Required work. Tell how many lines contain the string "polygon" in the material underneath; the reply is that number and no more.

(Beginning of Extracted data)

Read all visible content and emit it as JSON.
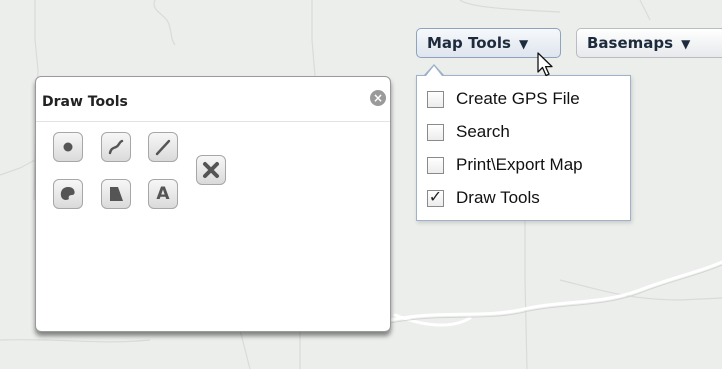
{
  "toolbar": {
    "map_tools_label": "Map Tools",
    "basemaps_label": "Basemaps",
    "caret_glyph": "▼"
  },
  "map_tools_menu": {
    "items": [
      {
        "label": "Create GPS File",
        "checked": false
      },
      {
        "label": "Search",
        "checked": false
      },
      {
        "label": "Print\\Export Map",
        "checked": false
      },
      {
        "label": "Draw Tools",
        "checked": true
      }
    ]
  },
  "draw_panel": {
    "title": "Draw Tools",
    "close_glyph": "×",
    "tools": [
      {
        "name": "point",
        "icon": "point-icon"
      },
      {
        "name": "freehand-line",
        "icon": "freehand-line-icon"
      },
      {
        "name": "line",
        "icon": "line-icon"
      },
      {
        "name": "freehand-polygon",
        "icon": "freehand-polygon-icon"
      },
      {
        "name": "polygon",
        "icon": "polygon-icon"
      },
      {
        "name": "text",
        "icon": "text-icon",
        "label": "A"
      },
      {
        "name": "clear",
        "icon": "clear-x-icon"
      }
    ]
  },
  "colors": {
    "map_background": "#eceeec",
    "map_lines": "#d7d9d7",
    "road": "#ffffff",
    "dropdown_border": "#9eb2c9",
    "tool_icon": "#555555"
  }
}
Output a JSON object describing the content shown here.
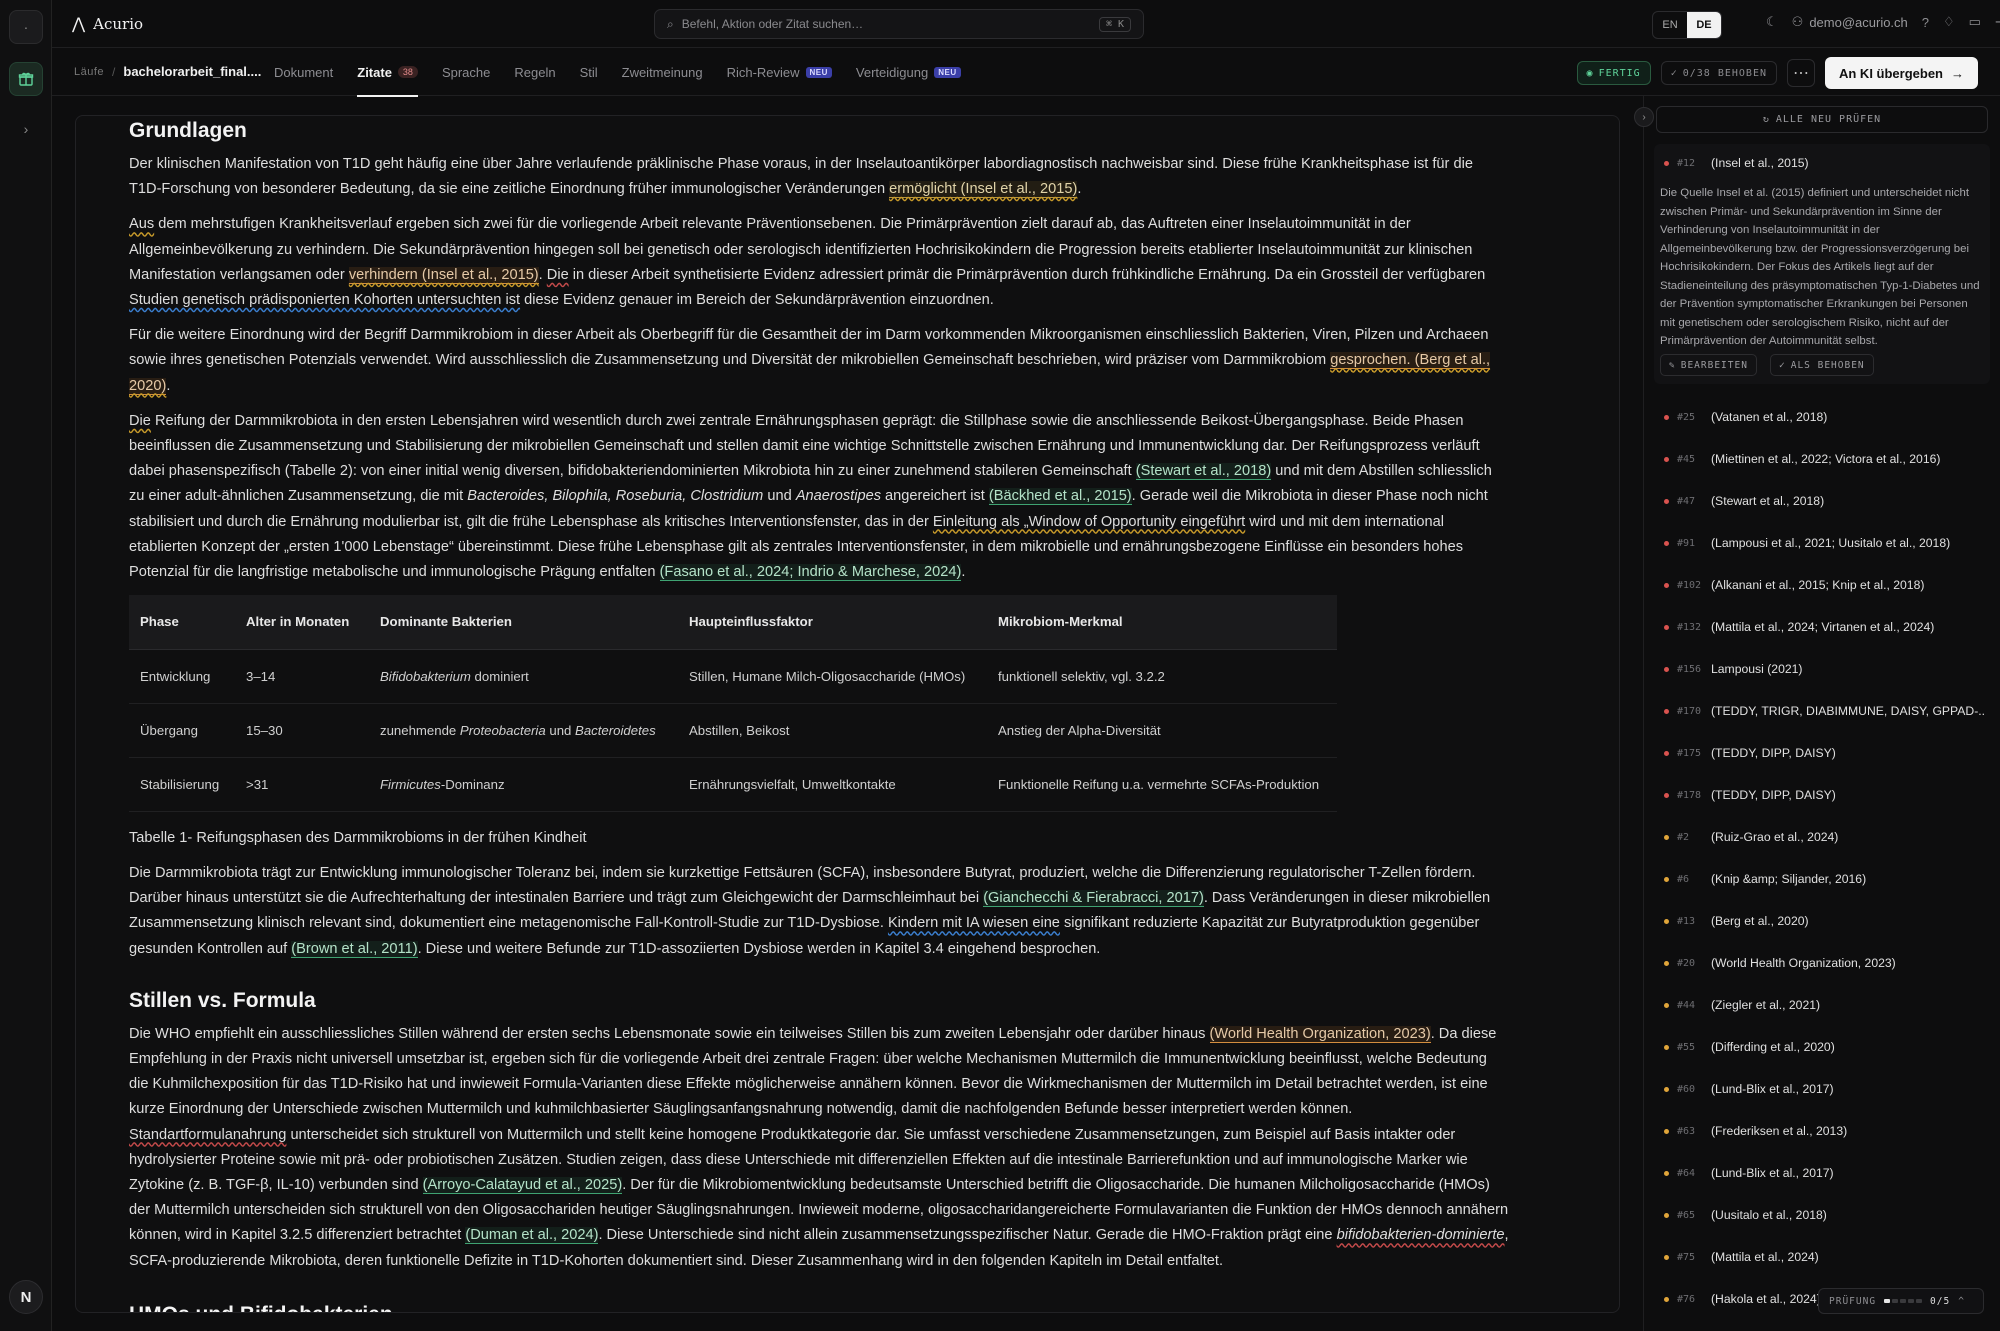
{
  "app": {
    "name": "Acurio"
  },
  "search": {
    "placeholder": "Befehl, Aktion oder Zitat suchen…",
    "shortcut": "⌘ K"
  },
  "languages": [
    {
      "code": "EN",
      "active": false
    },
    {
      "code": "DE",
      "active": true
    }
  ],
  "user": {
    "email": "demo@acurio.ch"
  },
  "breadcrumb": {
    "runs": "Läufe",
    "file": "bachelorarbeit_final...."
  },
  "tabs": [
    {
      "label": "Dokument"
    },
    {
      "label": "Zitate",
      "count": "38",
      "active": true
    },
    {
      "label": "Sprache"
    },
    {
      "label": "Regeln"
    },
    {
      "label": "Stil"
    },
    {
      "label": "Zweitmeinung"
    },
    {
      "label": "Rich-Review",
      "badge": "NEU"
    },
    {
      "label": "Verteidigung",
      "badge": "NEU"
    }
  ],
  "toolbar": {
    "status": "FERTIG",
    "fixed": "0/38 BEHOBEN",
    "handoff": "An KI übergeben"
  },
  "colors": {
    "accent_green": "#5fd39a",
    "accent_yellow": "#c79a2a",
    "accent_orange": "#d38d3e",
    "accent_red": "#c44a4a",
    "neu_badge": "#3b3fa8"
  },
  "document": {
    "h_grundlagen": "Grundlagen",
    "p1a": "Der klinischen Manifestation von T1D geht häufig eine über Jahre verlaufende präklinische Phase voraus, in der Inselautoantikörper labordiagnostisch nachweisbar sind. Diese frühe Krankheitsphase ist für die T1D-Forschung von besonderer Bedeutung, da sie eine zeitliche Einordnung früher immunologischer Veränderungen ",
    "p1b": "ermöglicht (Insel et al., 2015)",
    "p2a": "Aus",
    "p2b": " dem mehrstufigen Krankheitsverlauf ergeben sich zwei für die vorliegende Arbeit relevante Präventionsebenen. Die Primärprävention zielt darauf ab, das Auftreten einer Inselautoimmunität in der Allgemeinbevölkerung zu verhindern. Die Sekundärprävention hingegen soll bei genetisch oder serologisch identifizierten Hochrisikokindern die Progression bereits etablierter Inselautoimmunität zur klinischen Manifestation verlangsamen oder ",
    "p2c": "verhindern (Insel et al., 2015)",
    "p2d": ". ",
    "p2e": "Die",
    "p2f": " in dieser Arbeit synthetisierte Evidenz adressiert primär die Primärprävention durch frühkindliche Ernährung. Da ein Grossteil der verfügbaren ",
    "p2g": "Studien genetisch prädisponierten Kohorten untersuchten ist",
    "p2h": " diese Evidenz genauer im Bereich der Sekundärprävention einzuordnen.",
    "p3a": "Für die weitere Einordnung wird der Begriff Darmmikrobiom in dieser Arbeit als Oberbegriff für die Gesamtheit der im Darm vorkommenden Mikroorganismen einschliesslich Bakterien, Viren, Pilzen und Archaeen sowie ihres genetischen Potenzials verwendet. Wird ausschliesslich die Zusammensetzung und Diversität der mikrobiellen Gemeinschaft beschrieben, wird präziser vom Darmmikrobiom ",
    "p3b": "gesprochen. (Berg et al., 2020)",
    "p4a": "Die",
    "p4b": " Reifung der Darmmikrobiota in den ersten Lebensjahren wird wesentlich durch zwei zentrale Ernährungsphasen geprägt: die Stillphase sowie die anschliessende Beikost-Übergangsphase. Beide Phasen beeinflussen die Zusammensetzung und Stabilisierung der mikrobiellen Gemeinschaft und stellen damit eine wichtige Schnittstelle zwischen Ernährung und Immunentwicklung dar. Der Reifungsprozess verläuft dabei phasenspezifisch (Tabelle 2): von einer initial wenig diversen, bifidobakteriendominierten Mikrobiota hin zu einer zunehmend stabileren Gemeinschaft ",
    "p4c": "(Stewart et al., 2018)",
    "p4d": " und mit dem Abstillen schliesslich zu einer adult-ähnlichen Zusammensetzung, die mit ",
    "p4e": "Bacteroides, Bilophila, Roseburia, Clostridium",
    "p4f": " und ",
    "p4g": "Anaerostipes",
    "p4h": " angereichert ist ",
    "p4i": "(Bäckhed et al., 2015)",
    "p4j": ". Gerade weil die Mikrobiota in dieser Phase noch nicht stabilisiert und durch die Ernährung modulierbar ist, gilt die frühe Lebensphase als kritisches Interventionsfenster, das in der ",
    "p4k": "Einleitung als „Window of Opportunity eingeführt",
    "p4l": " wird und mit dem international etablierten Konzept der „ersten 1'000 Lebenstage“ übereinstimmt. Diese frühe Lebensphase gilt als zentrales Interventionsfenster, in dem mikrobielle und ernährungsbezogene Einflüsse ein besonders hohes Potenzial für die langfristige metabolische und immunologische Prägung entfalten ",
    "p4m": "(Fasano et al., 2024; Indrio & Marchese, 2024)",
    "table_headers": [
      "Phase",
      "Alter in Monaten",
      "Dominante Bakterien",
      "Haupteinflussfaktor",
      "Mikrobiom-Merkmal"
    ],
    "table_rows": [
      {
        "phase": "Entwicklung",
        "age": "3–14",
        "bact_it": "Bifidobakterium",
        "bact_rest": " dominiert",
        "factor": "Stillen, Humane Milch-Oligosaccharide (HMOs)",
        "feature": "funktionell selektiv, vgl. 3.2.2"
      },
      {
        "phase": "Übergang",
        "age": "15–30",
        "bact_pre": "zunehmende ",
        "bact_it1": "Proteobacteria",
        "bact_mid": " und ",
        "bact_it2": "Bacteroidetes",
        "factor": "Abstillen, Beikost",
        "feature": "Anstieg der Alpha-Diversität"
      },
      {
        "phase": "Stabilisierung",
        "age": ">31",
        "bact_it": "Firmicutes",
        "bact_rest": "-Dominanz",
        "factor": "Ernährungsvielfalt, Umweltkontakte",
        "feature": "Funktionelle Reifung u.a. vermehrte SCFAs-Produktion"
      }
    ],
    "caption": "Tabelle 1- Reifungsphasen des Darmmikrobioms in der frühen Kindheit",
    "p5a": "Die Darmmikrobiota trägt zur Entwicklung immunologischer Toleranz bei, indem sie kurzkettige Fettsäuren (SCFA), insbesondere Butyrat, produziert, welche die Differenzierung regulatorischer T-Zellen fördern. Darüber hinaus unterstützt sie die Aufrechterhaltung der intestinalen Barriere und trägt zum Gleichgewicht der Darmschleimhaut bei ",
    "p5b": "(Gianchecchi & Fierabracci, 2017)",
    "p5c": ". Dass Veränderungen in dieser mikrobiellen Zusammensetzung klinisch relevant sind, dokumentiert eine metagenomische Fall-Kontroll-Studie zur T1D-Dysbiose. ",
    "p5d": "Kindern mit IA wiesen eine",
    "p5e": " signifikant reduzierte Kapazität zur Butyratproduktion gegenüber gesunden Kontrollen auf ",
    "p5f": "(Brown et al., 2011)",
    "p5g": ". Diese und weitere Befunde zur T1D-assoziierten Dysbiose werden in Kapitel 3.4 eingehend besprochen.",
    "h_stillen": "Stillen vs. Formula",
    "p6a": "Die WHO empfiehlt ein ausschliessliches Stillen während der ersten sechs Lebensmonate sowie ein teilweises Stillen bis zum zweiten Lebensjahr oder darüber hinaus ",
    "p6b": "(World Health Organization, 2023)",
    "p6c": ". Da diese Empfehlung in der Praxis nicht universell umsetzbar ist, ergeben sich für die vorliegende Arbeit drei zentrale Fragen: über welche Mechanismen Muttermilch die Immunentwicklung beeinflusst, welche Bedeutung die Kuhmilchexposition für das T1D-Risiko hat und inwieweit Formula-Varianten diese Effekte möglicherweise annähern können. Bevor die Wirkmechanismen der Muttermilch im Detail betrachtet werden, ist eine kurze Einordnung der Unterschiede zwischen Muttermilch und kuhmilchbasierter Säuglingsanfangsnahrung notwendig, damit die nachfolgenden Befunde besser interpretiert werden können. ",
    "p6d": "Standartformulanahrung",
    "p6e": " unterscheidet sich strukturell von Muttermilch und stellt keine homogene Produktkategorie dar. Sie umfasst verschiedene Zusammensetzungen, zum Beispiel auf Basis intakter oder hydrolysierter Proteine sowie mit prä- oder probiotischen Zusätzen. Studien zeigen, dass diese Unterschiede mit differenziellen Effekten auf die intestinale Barrierefunktion und auf immunologische Marker wie Zytokine (z. B. TGF-β, IL-10) verbunden sind ",
    "p6f": "(Arroyo-Calatayud et al., 2025)",
    "p6g": ". Der für die Mikrobiomentwicklung bedeutsamste Unterschied betrifft die Oligosaccharide. Die humanen Milcholigosaccharide (HMOs) der Muttermilch unterscheiden sich strukturell von den Oligosacchariden heutiger Säuglingsnahrungen. Inwieweit moderne, oligosaccharidangereicherte Formulavarianten die Funktion der HMOs dennoch annähern können, wird in Kapitel 3.2.5 differenziert betrachtet ",
    "p6h": "(Duman et al., 2024)",
    "p6i": ". Diese Unterschiede sind nicht allein zusammensetzungsspezifischer Natur. Gerade die HMO-Fraktion prägt eine ",
    "p6j": "bifidobakterien-dominierte",
    "p6k": ", SCFA-produzierende Mikrobiota, deren funktionelle Defizite in T1D-Kohorten dokumentiert sind. Dieser Zusammenhang wird in den folgenden Kapiteln im Detail entfaltet.",
    "h_hmos": "HMOs und Bifidobakterien"
  },
  "panel": {
    "recheck": "ALLE NEU PRÜFEN",
    "expanded": {
      "num": "#12",
      "title": "(Insel et al., 2015)",
      "description": "Die Quelle Insel et al. (2015) definiert und unterscheidet nicht zwischen Primär- und Sekundärprävention im Sinne der Verhinderung von Inselautoimmunität in der Allgemeinbevölkerung bzw. der Progressionsverzögerung bei Hochrisikokindern. Der Fokus des Artikels liegt auf der Stadieneinteilung des präsymptomatischen Typ-1-Diabetes und der Prävention symptomatischer Erkrankungen bei Personen mit genetischem oder serologischem Risiko, nicht auf der Primärprävention der Autoimmunität selbst.",
      "edit": "BEARBEITEN",
      "fixed": "ALS BEHOBEN"
    },
    "issues": [
      {
        "num": "#25",
        "title": "(Vatanen et al., 2018)",
        "color": "#d9534f"
      },
      {
        "num": "#45",
        "title": "(Miettinen et al., 2022; Victora et al., 2016)",
        "color": "#d9534f"
      },
      {
        "num": "#47",
        "title": "(Stewart et al., 2018)",
        "color": "#d9534f"
      },
      {
        "num": "#91",
        "title": "(Lampousi et al., 2021; Uusitalo et al., 2018)",
        "color": "#d9534f"
      },
      {
        "num": "#102",
        "title": "(Alkanani et al., 2015; Knip et al., 2018)",
        "color": "#d9534f"
      },
      {
        "num": "#132",
        "title": "(Mattila et al., 2024; Virtanen et al., 2024)",
        "color": "#d9534f"
      },
      {
        "num": "#156",
        "title": "Lampousi (2021)",
        "color": "#d9534f"
      },
      {
        "num": "#170",
        "title": "(TEDDY, TRIGR, DIABIMMUNE, DAISY, GPPAD-...",
        "color": "#d9534f"
      },
      {
        "num": "#175",
        "title": "(TEDDY, DIPP, DAISY)",
        "color": "#d9534f"
      },
      {
        "num": "#178",
        "title": "(TEDDY, DIPP, DAISY)",
        "color": "#d9534f"
      },
      {
        "num": "#2",
        "title": "(Ruiz-Grao et al., 2024)",
        "color": "#e0a53a"
      },
      {
        "num": "#6",
        "title": "(Knip &amp; Siljander, 2016)",
        "color": "#e0a53a"
      },
      {
        "num": "#13",
        "title": "(Berg et al., 2020)",
        "color": "#e0a53a"
      },
      {
        "num": "#20",
        "title": "(World Health Organization, 2023)",
        "color": "#e0a53a"
      },
      {
        "num": "#44",
        "title": "(Ziegler et al., 2021)",
        "color": "#e0a53a"
      },
      {
        "num": "#55",
        "title": "(Differding et al., 2020)",
        "color": "#e0a53a"
      },
      {
        "num": "#60",
        "title": "(Lund-Blix et al., 2017)",
        "color": "#e0a53a"
      },
      {
        "num": "#63",
        "title": "(Frederiksen et al., 2013)",
        "color": "#e0a53a"
      },
      {
        "num": "#64",
        "title": "(Lund-Blix et al., 2017)",
        "color": "#e0a53a"
      },
      {
        "num": "#65",
        "title": "(Uusitalo et al., 2018)",
        "color": "#e0a53a"
      },
      {
        "num": "#75",
        "title": "(Mattila et al., 2024)",
        "color": "#e0a53a"
      },
      {
        "num": "#76",
        "title": "(Hakola et al., 2024)",
        "color": "#e0a53a"
      }
    ]
  },
  "pruefung": {
    "label": "PRÜFUNG",
    "progress": "0/5",
    "done_fraction": 0.2
  }
}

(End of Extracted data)

Exercise response. 4